Chris Finke a young, fresh voice for Notre Dame
SAN ANTONIO, Texas – Talking to Chris Finke is like unwrapping a new toy.
Peel back the plastic and hear a fresh voice from the Notre Dame football team.
The 5-foot-10, 180-pound sophomore slot receiver/kick and punt returner has thoughts. The other day he met the media for the first time in his brief career and let them flow.
Finke’s story has plenty of twists and turns.
His high school coach, Ed Domsitz – who also coached current Irish players Malik Zaire (quarterback) and Nick Coleman (cornerback) at Archbishop Alter in Kettering, Ohio – convinced Irish coach Brian Kelly to give Finke an audition as a walk-on. He said Kelly wouldn’t be sorry.
With four catches for 33 yards, three punt returns for 38 yards (including a 23-yarder against Miami that set up the game-winning field goal), and four kickoff returns for a 19.8-yard average, the Irish already are getting dividends on their investment.
• Finke talked about the enthusiasm he has toward getting to perform against Army in the Alamodome Saturday, while sporting a new number (10) instead of 27 (he and Julian Love, who is also 27, are on the same special teams unit. Numbers can’t be duplicated on the field). He deciphered the difference between returning kickoffs and punts.
“Kickoff is more scripted, who’s blocking who; run to a certain spot – if it’s there, it’s there; if it’s not, it’s not,” said Finke, who had to make an impact in special teams in high school (six returns for TDs as a senior) because he was a receiver in a run-predicated triple-option offense. “Punt return: You catch it, if there’s some space, you make something if you’ve got it; find your blocks.”
• He talked about being awarded a scholarship during preseason camp, and, with a laugh, being shunned by his walk-on “brothers” once it became official.
“I wasn’t necessarily surprised,” Finke said. “It was surreal. I definitely wasn’t expecting it. Coming in, my goal was to get (a scholarship) by my junior year. It’s nice to do that a year earlier than I planned. I was so grateful that the coaches, staff and my teammates recognized me for it.
“The current walk-ons gave me some (contrived grief for earning the scholarship). After (the announcement), I checked my phone. We have a (walk-on brotherhood) group chat. I saw I had been removed from it. It was pretty funny.”
• He talked about the lessons he’s learned from some special teams mistakes that have been made, like the time fellow punt returner C.J. Sanders allowed indecision to enter his play as he fumbled the ball into the end zone for a Miami touchdown.
“C.J.’s a great guy and a great player, one of my best friends on the team,” Finke said. “It’s a lesson for both of us that when we’re back there: Be decisive and we’ll be fine.”
• He talked about his sister who played Cosette in the Broadway play Les Miserables.
“My whole family, we went to New York (last) Christmas,” said Finke, who was sure to mention he had no talent in that area. “We saw her show.
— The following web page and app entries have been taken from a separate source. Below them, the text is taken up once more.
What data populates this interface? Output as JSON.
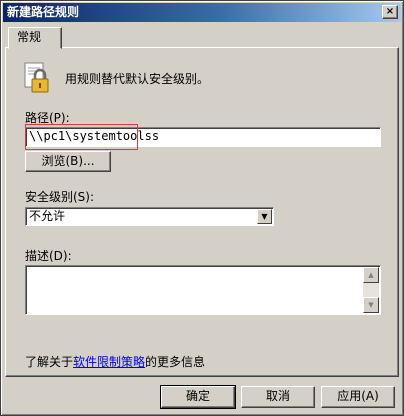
{
  "window": {
    "title": "新建路径规则",
    "close_glyph": "×"
  },
  "tabs": [
    {
      "label": "常规"
    }
  ],
  "general": {
    "description": "用规则替代默认安全级别。",
    "path_label": "路径(P):",
    "path_value": "\\\\pc1\\systemtoolss",
    "browse_label": "浏览(B)...",
    "security_label": "安全级别(S):",
    "security_value": "不允许",
    "notes_label": "描述(D):",
    "notes_value": "",
    "info_prefix": "了解关于",
    "info_link": "软件限制策略",
    "info_suffix": "的更多信息"
  },
  "footer": {
    "ok": "确定",
    "cancel": "取消",
    "apply": "应用(A)"
  },
  "icons": {
    "lock": "lock-icon",
    "dropdown": "▼",
    "scroll_up": "▲",
    "scroll_down": "▼"
  },
  "colors": {
    "highlight_border": "#e0393e",
    "title_start": "#0a246a",
    "link": "#0000ff"
  }
}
We got to go backstage. I got chills watching her do it, living out her dream.”
• And, he talked about his bird, Chirpie.
“I have a drawing class where I’m actually drawing pictures of him,” said Finke. “Chirpie flew away from his previous owner and landed in our neighborhood. By the time we found his previous owner, it’s a long story, but she let us keep him.”
Gotta love a good story about a boy and his bird.
And everything else that makes Finke unique.